The Office of Professional Regulation, commonly known as "OPR," is a division of the Secretary of State's Office responsible for supporting the boards and advisor groups overseeing licensure for 45 different professions and about 58,000 licensees, ranging from Architects to Tattooists. The mission of OPR is public protection from incompetent or unethical practitioners through a system of licensure.
A Public Protection Mission
When professions are regulated, competency is assured. OPR accomplishes this through licensing boards and advisors by ensuring that applicants are qualified, complaints of unprofessional conduct are investigated and prosecuted, and standards of practice are well defined. This further safeguards the public who may lack a basis for judging what constitutes acceptable quality in service or conduct.
Disciplinary action against a licensee can include sanctions such as a reprimand, restrictions on the ability to practice, a monetary penalty or even revocation of a professional’s license. Such action helps to rid the profession of incompetent, unethical, and dishonest practitioners, correct inappropriate behaviors, and rehabilitate those practitioners who can safely maintain their licenses. It also serves notice on others that the regulatory agency will not tolerate practitioners whose activities may be contrary to the public interest.
How does this affect me?
In a typical busy month, any one of us might run the following "errands" and receive the services of several licensed professionals without giving much thought to the qualifications of those who provide these services.

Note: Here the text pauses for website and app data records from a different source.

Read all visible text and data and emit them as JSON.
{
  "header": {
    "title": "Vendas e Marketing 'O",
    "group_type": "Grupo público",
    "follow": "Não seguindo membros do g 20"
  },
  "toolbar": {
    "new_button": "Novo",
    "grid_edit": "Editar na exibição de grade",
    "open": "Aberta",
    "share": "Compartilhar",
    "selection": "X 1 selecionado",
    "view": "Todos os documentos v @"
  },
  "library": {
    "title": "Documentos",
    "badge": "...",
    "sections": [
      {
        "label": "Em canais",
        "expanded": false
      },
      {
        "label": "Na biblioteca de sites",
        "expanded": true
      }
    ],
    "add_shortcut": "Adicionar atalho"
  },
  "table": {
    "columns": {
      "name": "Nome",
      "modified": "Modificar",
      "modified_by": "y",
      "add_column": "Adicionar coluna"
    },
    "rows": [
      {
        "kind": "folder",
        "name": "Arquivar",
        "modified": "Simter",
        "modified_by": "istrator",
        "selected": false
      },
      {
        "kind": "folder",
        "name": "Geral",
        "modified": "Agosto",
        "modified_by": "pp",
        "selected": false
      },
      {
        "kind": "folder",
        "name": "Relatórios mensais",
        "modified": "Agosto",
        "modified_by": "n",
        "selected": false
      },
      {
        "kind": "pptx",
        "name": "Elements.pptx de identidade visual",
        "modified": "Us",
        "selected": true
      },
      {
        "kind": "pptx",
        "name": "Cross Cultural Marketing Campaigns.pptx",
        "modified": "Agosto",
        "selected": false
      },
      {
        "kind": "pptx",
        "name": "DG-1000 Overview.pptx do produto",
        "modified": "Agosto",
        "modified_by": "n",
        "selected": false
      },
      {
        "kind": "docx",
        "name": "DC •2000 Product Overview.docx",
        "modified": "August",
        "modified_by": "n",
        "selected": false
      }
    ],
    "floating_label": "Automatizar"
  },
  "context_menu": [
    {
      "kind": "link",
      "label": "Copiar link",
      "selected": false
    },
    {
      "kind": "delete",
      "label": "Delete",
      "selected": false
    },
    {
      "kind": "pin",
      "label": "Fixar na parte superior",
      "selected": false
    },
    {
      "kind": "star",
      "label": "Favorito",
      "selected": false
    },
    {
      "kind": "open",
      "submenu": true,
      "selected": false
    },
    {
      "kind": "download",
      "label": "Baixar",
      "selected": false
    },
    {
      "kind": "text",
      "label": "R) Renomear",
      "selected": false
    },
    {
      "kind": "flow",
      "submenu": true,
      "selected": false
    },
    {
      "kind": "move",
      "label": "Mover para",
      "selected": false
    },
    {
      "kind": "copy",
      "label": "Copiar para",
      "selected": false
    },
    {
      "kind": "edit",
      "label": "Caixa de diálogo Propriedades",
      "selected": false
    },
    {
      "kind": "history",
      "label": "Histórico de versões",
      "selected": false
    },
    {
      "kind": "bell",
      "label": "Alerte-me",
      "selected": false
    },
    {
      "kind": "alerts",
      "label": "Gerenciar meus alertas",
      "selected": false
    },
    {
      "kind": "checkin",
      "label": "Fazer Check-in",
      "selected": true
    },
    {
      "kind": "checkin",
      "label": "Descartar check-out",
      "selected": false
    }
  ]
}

For example, you might:
- Get your hair cut
- Look into buying or selling a home
- Get an appraisal as part of refinancing your mortgage
- Ask a security guard for help
- Visit the hospital or your local health clinic
- Have your teeth cleaned
- Visit a relative at a nursing home
- Get your eyes checked
- Take your dog or cat to the Vet
- Prepay your funeral arrangements
- Visit the chiropractor, physical therapist, athletic trainer or acupuncturist about that achy joint
- Pick up a prescription from your local pharmacy
- Buy a hearing aid
- Have a session with a mental health counselor or psychologist
- Venturing outside your home, you will encounter the work done by licensed engineers, architects, appraisers, and land surveyors
- Your health often depends upon nurses, naturopaths, pharmacists, physical therapists, chiropractors, dentists, opticians, osteopaths, acupuncturists, athletic trainers, occupational therapists, psychologists and optometrists to determine what health care services you require and to perform those services safely and competently.
For each of these seemingly simple “errands,” there is a tremendous amount of work going on behind the scenes to ensure your safety. The first hard work comes from the professional who must meet certain education, exam and experience requirements in order to prove their qualifications for licensure. Next, once licensed, the professional must meet a set of standards governing how they must practice their profession. Last but certainly not least, there is a system in place to investigate complaints from the public and, in some cases, restrict a licensee’s ability to practice a profession when necessary to protect the public.